Jump to ContentJump to Main Navigation
Harbin to HanoiThe Colonial Built Environment in Asia, 1840 to 1940$
Users without a subscription are not able to see the full content.

Laura Victoir and Victor Zatsepine

Print publication date: 2013

Print ISBN-13: 9789888139415

Published to Hong Kong Scholarship Online: January 2014

DOI: 10.5790/hongkong/9789888139415.001.0001

Show Summary Details
Page of

PRINTED FROM HONG KONG SCHOLARSHIP ONLINE (www.hongkong.universitypressscholarship.com). (c) Copyright Hong Kong University Press, 2021. An individual user may print out a PDF of a single chapter of a monograph in HKSO for personal use.date: 26 July 2021

Russia, Railways, and Urban Development in Manchuria, 1896–1930

Russia, Railways, and Urban Development in Manchuria, 1896–1930

Chapter:
(p.16) (p.17) 2 Russia, Railways, and Urban Development in Manchuria, 1896–1930
Source:
Harbin to Hanoi
Author(s):

Victor Zatsepine

Publisher:
Hong Kong University Press
DOI:10.5790/hongkong/9789888139415.003.0002

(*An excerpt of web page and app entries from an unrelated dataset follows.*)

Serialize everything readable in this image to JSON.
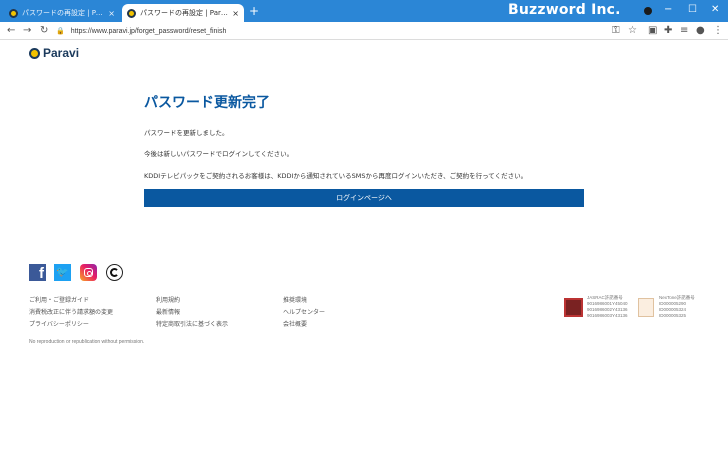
{
  "browser": {
    "tabs": [
      {
        "title": "パスワードの再設定 | Paravi(パラビ) ",
        "close": "×"
      },
      {
        "title": "パスワードの再設定 | Paravi(パラビ) ",
        "close": "×"
      }
    ],
    "new_tab": "+",
    "brand": "Buzzword Inc.",
    "url": "https://www.paravi.jp/forget_password/reset_finish"
  },
  "header": {
    "logo_text": "Paravi"
  },
  "main": {
    "title": "パスワード更新完了",
    "paragraphs": [
      "パスワードを更新しました。",
      "今後は新しいパスワードでログインしてください。",
      "KDDIテレビパックをご契約されるお客様は、KDDIから通知されているSMSから再度ログインいただき、ご契約を行ってください。"
    ],
    "login_button": "ログインページへ"
  },
  "footer": {
    "col1": [
      "ご利用・ご登録ガイド",
      "消費税改正に伴う請求額の変更",
      "プライバシーポリシー"
    ],
    "col2": [
      "利用規約",
      "最新情報",
      "特定商取引法に基づく表示"
    ],
    "col3": [
      "推奨環境",
      "ヘルプセンター",
      "会社概要"
    ],
    "jasrac": [
      "JASRAC許諾番号",
      "9016986001Y45040",
      "9016986002Y43136",
      "9016986003Y43136"
    ],
    "nextone": [
      "NexTone許諾番号",
      "ID000005290",
      "ID000005324",
      "ID000005325"
    ],
    "copyright": "No reproduction or republication without permission."
  }
}
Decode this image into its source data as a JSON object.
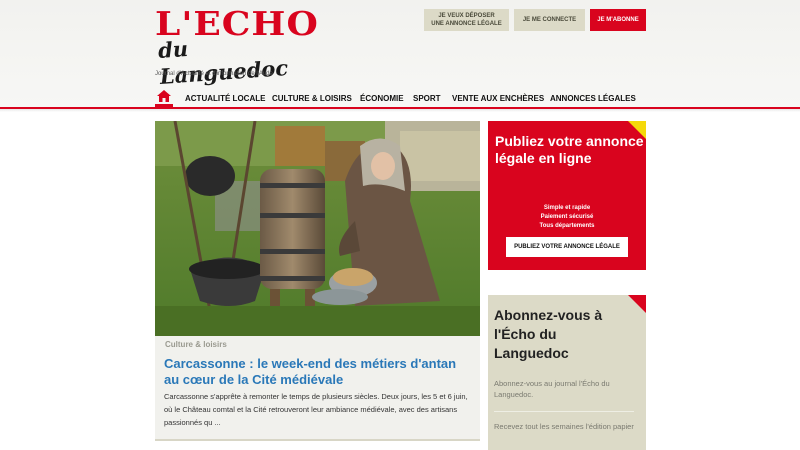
{
  "logo": {
    "echo": "L'ECHO",
    "sub": "du Languedoc"
  },
  "tagline": "Journal d'Actualité et d'information de l'Aude",
  "header_buttons": {
    "depot_line1": "JE VEUX DÉPOSER",
    "depot_line2": "UNE ANNONCE LÉGALE",
    "login": "JE ME CONNECTE",
    "subscribe": "JE M'ABONNE"
  },
  "nav": {
    "items": [
      "ACTUALITÉ LOCALE",
      "CULTURE & LOISIRS",
      "ÉCONOMIE",
      "SPORT",
      "VENTE AUX ENCHÈRES",
      "ANNONCES LÉGALES"
    ]
  },
  "article": {
    "category": "Culture & loisirs",
    "title": "Carcassonne : le week-end des métiers d'antan au cœur de la Cité médiévale",
    "excerpt": "Carcassonne s'apprête à remonter le temps de plusieurs siècles. Deux jours, les 5 et 6 juin, où le Château comtal et la Cité retrouveront leur ambiance médiévale, avec des artisans passionnés qu ..."
  },
  "promo": {
    "title": "Publiez votre annonce légale en ligne",
    "features": [
      "Simple et rapide",
      "Paiement sécurisé",
      "Tous départements"
    ],
    "button": "PUBLIEZ VOTRE ANNONCE LÉGALE"
  },
  "subscribe_box": {
    "title": "Abonnez-vous à l'Écho du Languedoc",
    "p1": "Abonnez-vous au journal l'Écho du Languedoc.",
    "p2": "Recevez tout les semaines l'édition papier"
  },
  "colors": {
    "brand_red": "#d9041e",
    "beige": "#dcdac7",
    "link_blue": "#2a78b8"
  }
}
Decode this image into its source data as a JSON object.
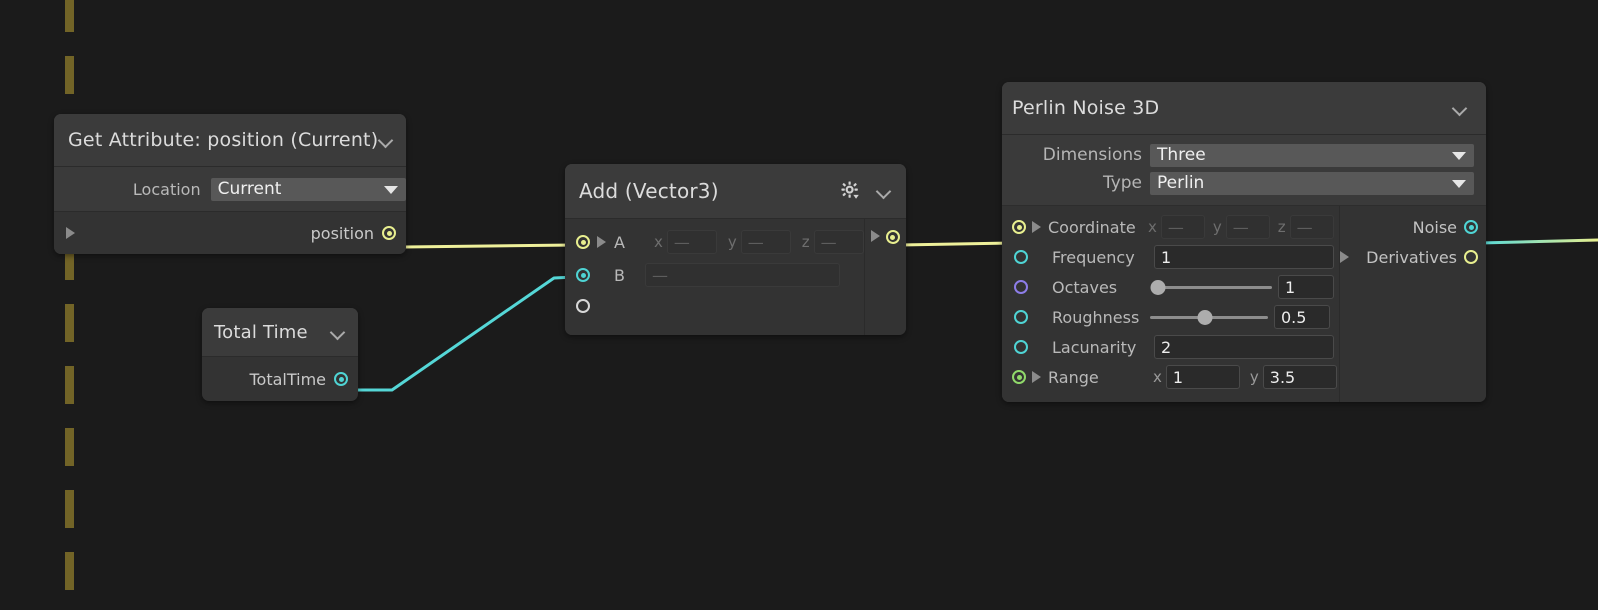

This chapter explores the differences between Russia's civilian and military colonization projects in Manchuria. It discusses the planning and establishment of Manchuria's railways and new cities and demonstrates that Imperial Russia's economic colonization in Harbin was more successful than its military claim over Port Arthur. Harbin became Russia's semi-colonial outpost with a flourishing urban space and a sizable Russian population. In contrast, Russia's fortress of Port Arthur did not flourish and eventually became a source of conflict with Japan. Even Russia's defeat by Japan in 1905, and its withdrawal from Northeast China, did not stop Russian and Soviet participation in urban growth and industrial development in northern Manchuria, which continued even after the Revolution of 1917.

Keywords:   Harbin, Russia, Railroad, Port Arthur, Manchuria

Hong Kong Scholarship Online requires a subscription or purchase to access the full text of books within the service. Public users can however freely search the site and view the abstracts and keywords for each book and chapter.

Please, subscribe or login to access full text content.

If you think you should have access to this title, please contact your librarian.

To troubleshoot, please check our FAQs , and if you can't find the answer there, please contact us .